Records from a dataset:
▬▬▬▬▬▬

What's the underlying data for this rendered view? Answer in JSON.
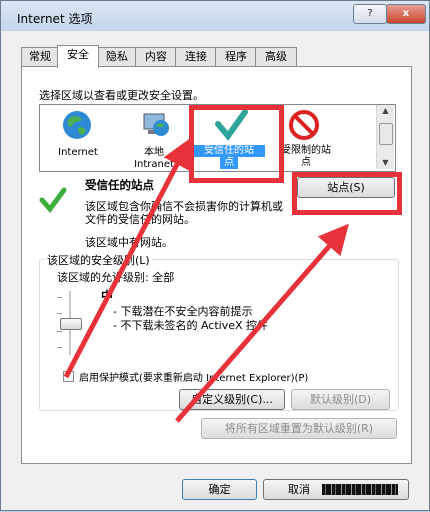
{
  "window": {
    "title": "Internet 选项",
    "help": "?",
    "close": "x"
  },
  "tabs": [
    {
      "label": "常规"
    },
    {
      "label": "安全"
    },
    {
      "label": "隐私"
    },
    {
      "label": "内容"
    },
    {
      "label": "连接"
    },
    {
      "label": "程序"
    },
    {
      "label": "高级"
    }
  ],
  "security": {
    "zone_prompt": "选择区域以查看或更改安全设置。",
    "zones": [
      {
        "line1": "Internet",
        "line2": ""
      },
      {
        "line1": "本地",
        "line2": "Intranet"
      },
      {
        "line1": "受信任的站",
        "line2": "点"
      },
      {
        "line1": "受限制的站",
        "line2": "点"
      }
    ],
    "zone_heading": "受信任的站点",
    "zone_desc_line1": "该区域包含你确信不会损害你的计算机或",
    "zone_desc_line2": "文件的受信任的网站。",
    "zone_sites_note": "该区域中有网站。",
    "sites_button": "站点(S)",
    "level_group_label": "该区域的安全级别(L)",
    "allowed_levels": "该区域的允许级别: 全部",
    "level_name": "中",
    "level_bullet1": "- 下载潜在不安全内容前提示",
    "level_bullet2": "- 不下载未签名的 ActiveX 控件",
    "protected_mode": "启用保护模式(要求重新启动 Internet Explorer)(P)",
    "custom_level_button": "自定义级别(C)...",
    "default_level_button": "默认级别(D)",
    "reset_all_button": "将所有区域重置为默认级别(R)"
  },
  "footer": {
    "ok": "确定",
    "cancel": "取消"
  },
  "colors": {
    "annotation": "#e8323a",
    "selected_zone": "#3399ff"
  }
}
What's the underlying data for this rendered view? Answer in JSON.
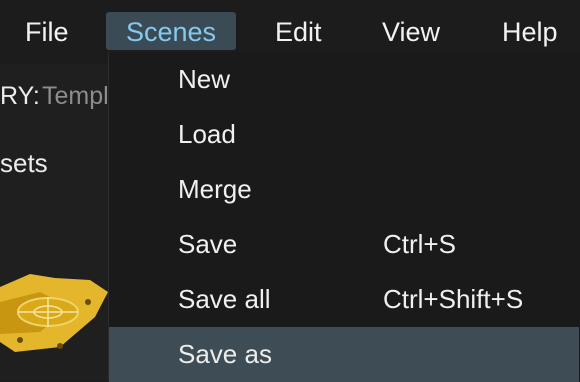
{
  "menubar": {
    "items": [
      "File",
      "Scenes",
      "Edit",
      "View",
      "Help"
    ],
    "active": "Scenes"
  },
  "background": {
    "field_label": "RY:",
    "field_value": "Templ",
    "assets_label": "sets"
  },
  "dropdown": {
    "items": [
      {
        "label": "New",
        "shortcut": ""
      },
      {
        "label": "Load",
        "shortcut": ""
      },
      {
        "label": "Merge",
        "shortcut": ""
      },
      {
        "label": "Save",
        "shortcut": "Ctrl+S"
      },
      {
        "label": "Save all",
        "shortcut": "Ctrl+Shift+S"
      },
      {
        "label": "Save as",
        "shortcut": ""
      }
    ],
    "hovered": "Save as"
  },
  "colors": {
    "active_menu_bg": "#3b4b55",
    "active_menu_text": "#86c9ef",
    "hover_item_bg": "#3e4d55"
  }
}
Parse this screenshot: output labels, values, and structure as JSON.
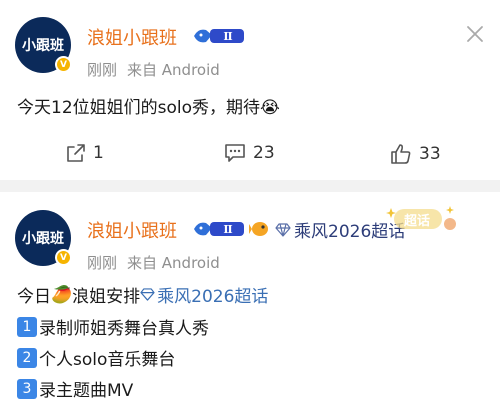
{
  "post1": {
    "avatar_text": "小跟班",
    "verified_badge": "V",
    "username": "浪姐小跟班",
    "membership_level": "Ⅱ",
    "time": "刚刚",
    "source": "来自 Android",
    "text": "今天12位姐姐们的solo秀，期待",
    "emoji": "😭",
    "repost_count": "1",
    "comment_count": "23",
    "like_count": "33"
  },
  "post2": {
    "avatar_text": "小跟班",
    "verified_badge": "V",
    "username": "浪姐小跟班",
    "membership_level": "Ⅱ",
    "topic_badge": "乘风2026超话",
    "super_topic_tag": "超话",
    "time": "刚刚",
    "source": "来自 Android",
    "line1_prefix": "今日",
    "line1_emoji": "🥭",
    "line1_middle": "浪姐安排",
    "line1_topic": "乘风2026超话",
    "items": [
      {
        "num": "1",
        "text": "录制师姐秀舞台真人秀"
      },
      {
        "num": "2",
        "text": "个人solo音乐舞台"
      },
      {
        "num": "3",
        "text": "录主题曲MV"
      }
    ]
  },
  "colors": {
    "username": "#e8711c",
    "topic": "#3a6fb4",
    "meta": "#8f8f8f",
    "background": "#f2f2f2"
  }
}
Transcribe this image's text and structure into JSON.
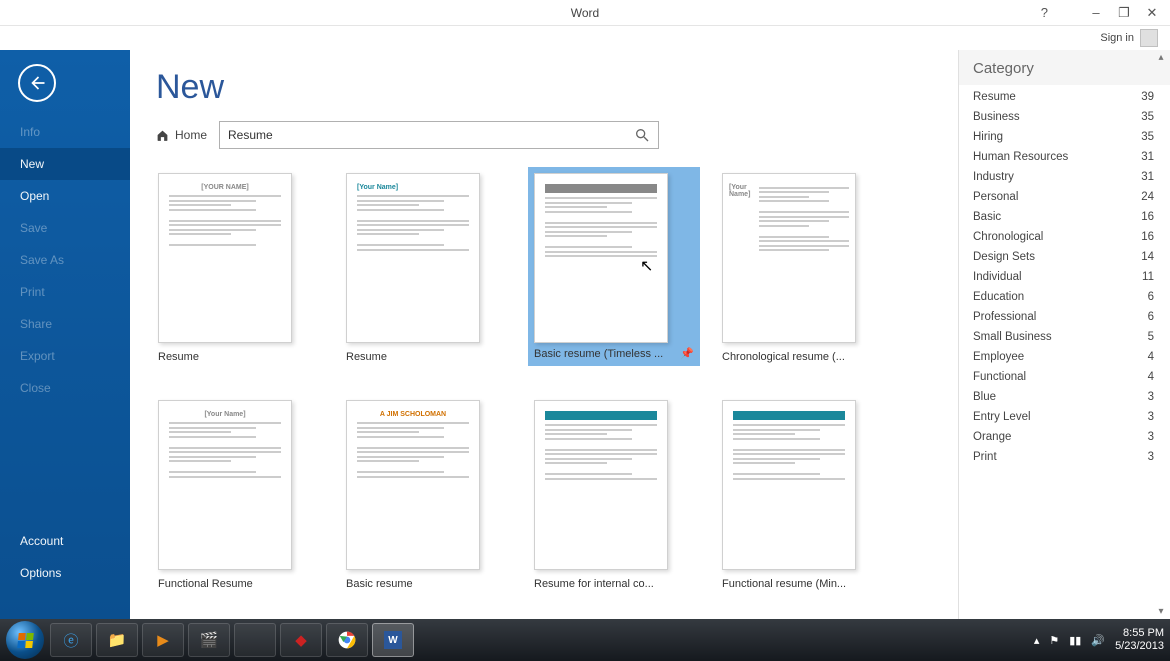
{
  "title": "Word",
  "signin": "Sign in",
  "sidebar": {
    "items": [
      {
        "label": "Info",
        "disabled": true
      },
      {
        "label": "New",
        "selected": true
      },
      {
        "label": "Open"
      },
      {
        "label": "Save",
        "disabled": true
      },
      {
        "label": "Save As",
        "disabled": true
      },
      {
        "label": "Print",
        "disabled": true
      },
      {
        "label": "Share",
        "disabled": true
      },
      {
        "label": "Export",
        "disabled": true
      },
      {
        "label": "Close",
        "disabled": true
      }
    ],
    "bottom": [
      {
        "label": "Account"
      },
      {
        "label": "Options"
      }
    ]
  },
  "page_title": "New",
  "home": "Home",
  "search_value": "Resume",
  "templates": [
    {
      "name": "Resume"
    },
    {
      "name": "Resume"
    },
    {
      "name": "Basic resume (Timeless ...",
      "selected": true
    },
    {
      "name": "Chronological resume (..."
    },
    {
      "name": "Functional Resume"
    },
    {
      "name": "Basic resume"
    },
    {
      "name": "Resume for internal co..."
    },
    {
      "name": "Functional resume (Min..."
    }
  ],
  "category_header": "Category",
  "categories": [
    {
      "name": "Resume",
      "count": 39
    },
    {
      "name": "Business",
      "count": 35
    },
    {
      "name": "Hiring",
      "count": 35
    },
    {
      "name": "Human Resources",
      "count": 31
    },
    {
      "name": "Industry",
      "count": 31
    },
    {
      "name": "Personal",
      "count": 24
    },
    {
      "name": "Basic",
      "count": 16
    },
    {
      "name": "Chronological",
      "count": 16
    },
    {
      "name": "Design Sets",
      "count": 14
    },
    {
      "name": "Individual",
      "count": 11
    },
    {
      "name": "Education",
      "count": 6
    },
    {
      "name": "Professional",
      "count": 6
    },
    {
      "name": "Small Business",
      "count": 5
    },
    {
      "name": "Employee",
      "count": 4
    },
    {
      "name": "Functional",
      "count": 4
    },
    {
      "name": "Blue",
      "count": 3
    },
    {
      "name": "Entry Level",
      "count": 3
    },
    {
      "name": "Orange",
      "count": 3
    },
    {
      "name": "Print",
      "count": 3
    }
  ],
  "taskbar": {
    "items": [
      "start",
      "ie",
      "explorer",
      "wmp",
      "video",
      "apps",
      "adobe",
      "chrome",
      "word"
    ],
    "time": "8:55 PM",
    "date": "5/23/2013"
  }
}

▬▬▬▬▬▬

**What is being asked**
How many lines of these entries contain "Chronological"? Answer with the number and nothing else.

**Reply**
2